Scottsboro Trials Lee may have gotten the inspiration for Tom Robinson's case from the Scottsboro Trials ofwhich were a result of the ideals and laws discussed in the preceding sections.
In the Scottsboro case, two white women accused nine black men of raping them as they traveled from Tennessee to Alabama. Both of the women, the nine black men, and two white men hopped a freight car and headed south.
During the Great Depression, jobs were scarce, and the unemployed frequently rode from place to place in empty boxcars in search of work. Although unemployment among blacks was much higher — and in spite of the Jim Crow laws — blacks and whites ultimately competed for the same jobs, a fact that whites greatly resented.
During the train ride the two groups of men fought, and the white men were forced off the train. When the rest of the hobos arrived in Alabama, they were arrested for vagrancy. Both women were of questionable background; one was a known prostitute. Although a doctor's examination revealed no signs of forced intercourse or any sort of struggle, eight of the nine men were sentenced to death.
The Supreme Court ordered a second trial for the Scottsboro "boys," during which one of the women recanted her testimony, denying that she or the other woman had been raped. Nonetheless, the eight men were convicted a second time.
The appeals process continued for several years. Some of the men escaped prison, others were paroled.
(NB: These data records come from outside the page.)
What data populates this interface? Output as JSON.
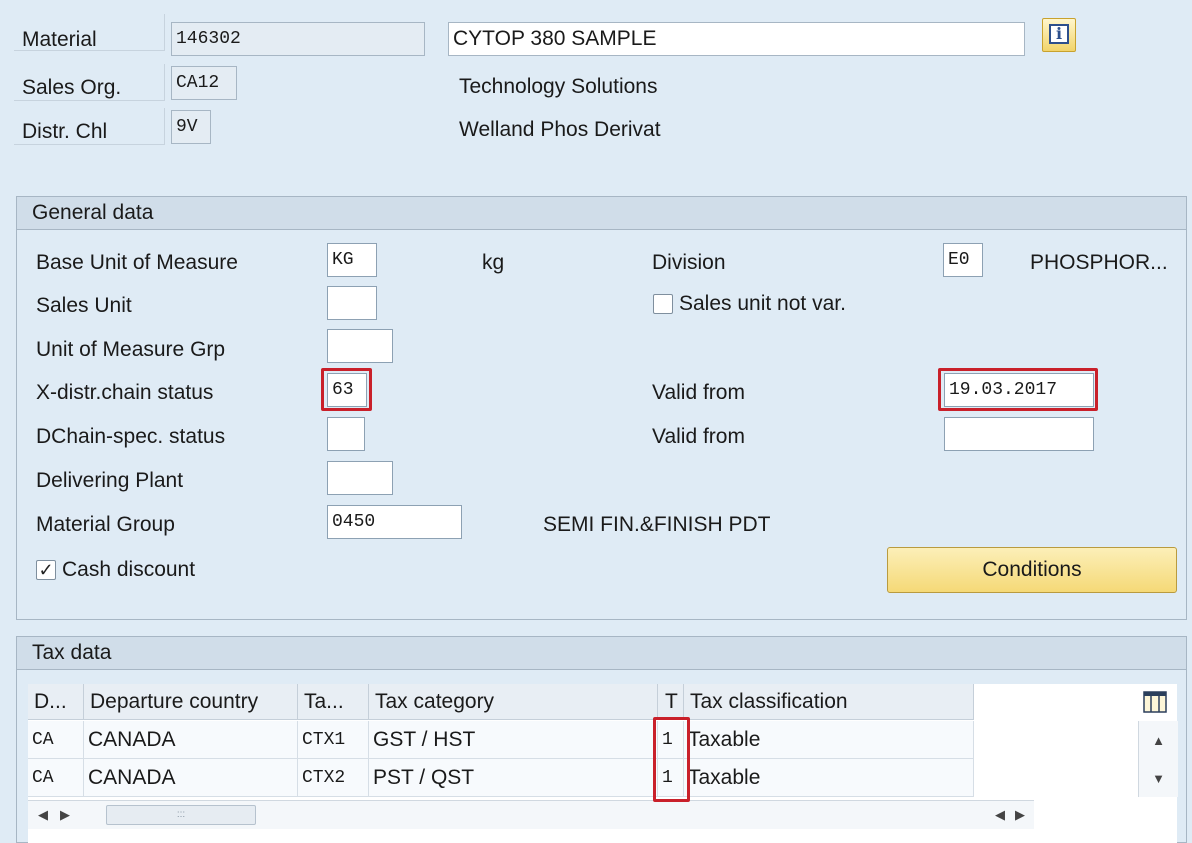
{
  "header": {
    "material_label": "Material",
    "material_value": "146302",
    "material_desc": "CYTOP 380 SAMPLE",
    "sales_org_label": "Sales Org.",
    "sales_org_value": "CA12",
    "sales_org_desc": "Technology Solutions",
    "distr_chl_label": "Distr. Chl",
    "distr_chl_value": "9V",
    "distr_chl_desc": "Welland Phos Derivat",
    "info_icon": "info-icon"
  },
  "general": {
    "title": "General data",
    "base_uom_label": "Base Unit of Measure",
    "base_uom_value": "KG",
    "base_uom_text": "kg",
    "division_label": "Division",
    "division_value": "E0",
    "division_text": "PHOSPHOR...",
    "sales_unit_label": "Sales Unit",
    "sales_unit_value": "",
    "sales_unit_not_var_label": "Sales unit not var.",
    "uom_grp_label": "Unit of Measure Grp",
    "uom_grp_value": "",
    "xdistr_label": "X-distr.chain status",
    "xdistr_value": "63",
    "valid_from_label": "Valid from",
    "valid_from_value": "19.03.2017",
    "dchain_label": "DChain-spec. status",
    "dchain_value": "",
    "valid_from2_label": "Valid from",
    "valid_from2_value": "",
    "deliv_plant_label": "Delivering Plant",
    "deliv_plant_value": "",
    "mat_group_label": "Material Group",
    "mat_group_value": "0450",
    "mat_group_text": "SEMI FIN.&FINISH PDT",
    "cash_discount_label": "Cash discount",
    "conditions_label": "Conditions"
  },
  "tax": {
    "title": "Tax data",
    "columns": [
      "D...",
      "Departure country",
      "Ta...",
      "Tax category",
      "T",
      "Tax classification"
    ],
    "rows": [
      [
        "CA",
        "CANADA",
        "CTX1",
        "GST / HST",
        "1",
        "Taxable"
      ],
      [
        "CA",
        "CANADA",
        "CTX2",
        "PST / QST",
        "1",
        "Taxable"
      ]
    ],
    "layout_icon": "table-settings-icon",
    "scroll_grip": ":::"
  },
  "colors": {
    "background": "#dfebf5",
    "highlight": "#c9202a",
    "button_yellow": "#f5d977"
  }
}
The last man was released from prison in ; one of the men received a pardon in Because of deep-rooted anti-black sentiment, two white women with skeletons in their own closets were able to deprive eight men of several years of their lives.The publication of Charles Shields’s biography of Lee, Mockingbird: A Portrait of Lee, as well as the publication of solid scholarship in books like Alice Hall Petry’s critical collection On Harper Lee: Essays and Reflections, may give rise to further work on the novel in various disciplines.
Check out Harper Lee's To Kill a Mockingbird Video SparkNote: Quick and easy To Kill a Mockingbird synopsis, analysis, and discussion of major characters and. John Green does it again. Race, Class, and Gender in To Kill a Mockingbird: Crash Course Literature - YouTube.
(Born Nelle Harper Lee) American novelist. The following entry provides criticism on Lee's novel To Kill a Mockingbird.
See also Harper Lee Contemporary Literary Criticism. To . In Harper Lee's novel, To Kill a Mockingbird, the narrator, a young girl by the name of Scout, comes to realize all of the different types of discrimination.
Her father Atticus is a lawyer and fights for the rights of others; Scout is taught by her father at a young age, that discrimination is erroneous. An Analysis of the Stereotypes in Harper Lee's To Kill a Mockingbird PAGES 2. WORDS View Full Essay. More essays like this: harper lee, to kill a mockingbird, human rights, life in south.
Not sure what I'd do without @Kibin - Alfredo Alvarez, student @ Miami University.
The much-hyped second novel of Harper Lee, the Pulitzer prize-winning author of To Kill a Mockingbird, is to be published tomorrow.
But the transformation of Atticus Finch is a shock to EMILY RHODES.